When the second hologram is illuminated with a white light source, each wavelength forms an image of the slit. Each of these images occurs at a different vertical angle, as expected from the laws of diffraction. When looking for the image of the object, an observer actually looks through one of the colored images of the slit. The original object appears with horizontal parallax. As the observer moves up and down, the image remains constant, showing no vertical parallax‹but it changes color depending on the vertical position.
In recent years, holograms have been made using a special photographic emulsion called photoresist. Instead of variations in opacity, as in normal photographic emulsion, the developed photoresist has variations in thickness in response to the intensity of the light incident upon it. By using electrolysis, we can deposit a thin layer of nickel on the developed photoresist, making a three-dimensional mold. Duplicates of the interference pattern, made from the mold, can be stamped into plastic and coated with a thin layer of aluminum. The aluminum functions like a mirror, reflecting incident white light back through the interference layers to produce the holographic image. The result is called an embossed hologram. Because they can be reproduced inexpensively, embossed holograms are finding their way onto magazine covers, buttons, and novelties.
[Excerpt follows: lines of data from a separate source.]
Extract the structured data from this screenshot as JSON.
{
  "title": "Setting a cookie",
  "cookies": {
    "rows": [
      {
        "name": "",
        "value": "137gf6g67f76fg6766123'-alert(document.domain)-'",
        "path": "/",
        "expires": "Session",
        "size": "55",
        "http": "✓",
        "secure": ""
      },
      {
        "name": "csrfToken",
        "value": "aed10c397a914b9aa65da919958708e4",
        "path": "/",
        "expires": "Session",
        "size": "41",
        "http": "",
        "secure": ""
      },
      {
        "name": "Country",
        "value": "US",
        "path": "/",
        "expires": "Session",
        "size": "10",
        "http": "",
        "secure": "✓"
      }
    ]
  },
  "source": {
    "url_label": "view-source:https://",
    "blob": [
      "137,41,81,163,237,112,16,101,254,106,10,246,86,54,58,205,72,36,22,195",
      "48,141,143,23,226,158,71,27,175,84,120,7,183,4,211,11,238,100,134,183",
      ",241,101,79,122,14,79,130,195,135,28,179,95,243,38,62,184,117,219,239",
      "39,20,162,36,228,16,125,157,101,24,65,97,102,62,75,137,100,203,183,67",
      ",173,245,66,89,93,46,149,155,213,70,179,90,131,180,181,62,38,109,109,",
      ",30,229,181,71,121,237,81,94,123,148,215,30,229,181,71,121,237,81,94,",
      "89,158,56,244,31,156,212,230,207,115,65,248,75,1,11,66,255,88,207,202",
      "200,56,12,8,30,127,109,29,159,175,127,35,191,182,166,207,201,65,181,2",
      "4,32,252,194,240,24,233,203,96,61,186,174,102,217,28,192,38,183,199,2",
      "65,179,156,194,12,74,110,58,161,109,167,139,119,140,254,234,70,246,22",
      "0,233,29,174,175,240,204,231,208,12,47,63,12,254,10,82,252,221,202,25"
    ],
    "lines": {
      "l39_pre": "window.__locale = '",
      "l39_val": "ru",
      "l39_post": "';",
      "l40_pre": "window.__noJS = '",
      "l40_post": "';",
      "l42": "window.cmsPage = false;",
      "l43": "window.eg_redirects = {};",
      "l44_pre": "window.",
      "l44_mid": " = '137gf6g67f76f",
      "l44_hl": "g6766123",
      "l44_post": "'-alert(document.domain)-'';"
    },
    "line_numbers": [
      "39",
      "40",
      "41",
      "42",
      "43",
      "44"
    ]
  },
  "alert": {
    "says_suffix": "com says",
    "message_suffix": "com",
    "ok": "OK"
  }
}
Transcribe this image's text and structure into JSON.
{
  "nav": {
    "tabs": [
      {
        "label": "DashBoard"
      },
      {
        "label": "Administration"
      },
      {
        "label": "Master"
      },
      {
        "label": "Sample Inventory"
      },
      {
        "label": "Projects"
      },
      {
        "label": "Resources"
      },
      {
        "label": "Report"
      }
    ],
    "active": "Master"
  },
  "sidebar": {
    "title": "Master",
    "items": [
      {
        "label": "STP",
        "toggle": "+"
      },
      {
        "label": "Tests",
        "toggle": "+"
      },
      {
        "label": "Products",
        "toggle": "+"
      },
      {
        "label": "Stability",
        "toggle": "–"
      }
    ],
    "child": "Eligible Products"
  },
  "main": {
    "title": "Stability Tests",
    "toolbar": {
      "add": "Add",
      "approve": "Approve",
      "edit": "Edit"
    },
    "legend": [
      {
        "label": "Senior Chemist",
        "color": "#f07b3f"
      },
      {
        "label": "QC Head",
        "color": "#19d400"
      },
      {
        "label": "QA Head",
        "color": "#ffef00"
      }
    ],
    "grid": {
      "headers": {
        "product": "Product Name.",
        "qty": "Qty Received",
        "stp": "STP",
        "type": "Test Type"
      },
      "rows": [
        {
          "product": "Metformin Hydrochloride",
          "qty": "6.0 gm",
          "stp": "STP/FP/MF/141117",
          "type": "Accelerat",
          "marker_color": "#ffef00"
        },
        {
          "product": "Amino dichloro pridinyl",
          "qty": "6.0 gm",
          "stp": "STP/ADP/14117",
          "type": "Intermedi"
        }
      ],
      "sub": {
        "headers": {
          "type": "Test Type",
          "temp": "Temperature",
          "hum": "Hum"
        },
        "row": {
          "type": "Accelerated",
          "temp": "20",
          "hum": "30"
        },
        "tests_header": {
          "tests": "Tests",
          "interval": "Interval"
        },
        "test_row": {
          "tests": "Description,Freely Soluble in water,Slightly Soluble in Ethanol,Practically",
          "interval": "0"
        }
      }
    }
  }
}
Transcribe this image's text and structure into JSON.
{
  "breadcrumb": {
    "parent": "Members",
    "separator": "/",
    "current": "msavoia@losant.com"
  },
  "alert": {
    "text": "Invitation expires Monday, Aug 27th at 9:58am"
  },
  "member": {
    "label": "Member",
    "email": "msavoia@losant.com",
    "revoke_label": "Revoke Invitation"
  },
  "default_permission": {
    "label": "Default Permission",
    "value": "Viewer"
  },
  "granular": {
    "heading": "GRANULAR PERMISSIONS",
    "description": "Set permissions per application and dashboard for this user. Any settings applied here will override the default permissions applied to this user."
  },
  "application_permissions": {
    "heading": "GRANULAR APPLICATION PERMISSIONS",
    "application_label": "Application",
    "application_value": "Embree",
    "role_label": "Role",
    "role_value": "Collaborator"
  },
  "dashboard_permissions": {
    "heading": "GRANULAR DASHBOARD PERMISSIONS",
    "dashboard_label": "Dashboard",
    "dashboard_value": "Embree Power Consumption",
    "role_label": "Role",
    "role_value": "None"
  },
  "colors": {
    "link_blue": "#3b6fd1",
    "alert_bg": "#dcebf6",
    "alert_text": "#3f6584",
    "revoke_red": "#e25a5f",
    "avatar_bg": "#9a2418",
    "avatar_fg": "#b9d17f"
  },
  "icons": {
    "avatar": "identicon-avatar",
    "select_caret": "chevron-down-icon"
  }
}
Since 1984, credit card manufacturers have been incorporating embossed holograms into their cards in an effort to thwart counterfeiting.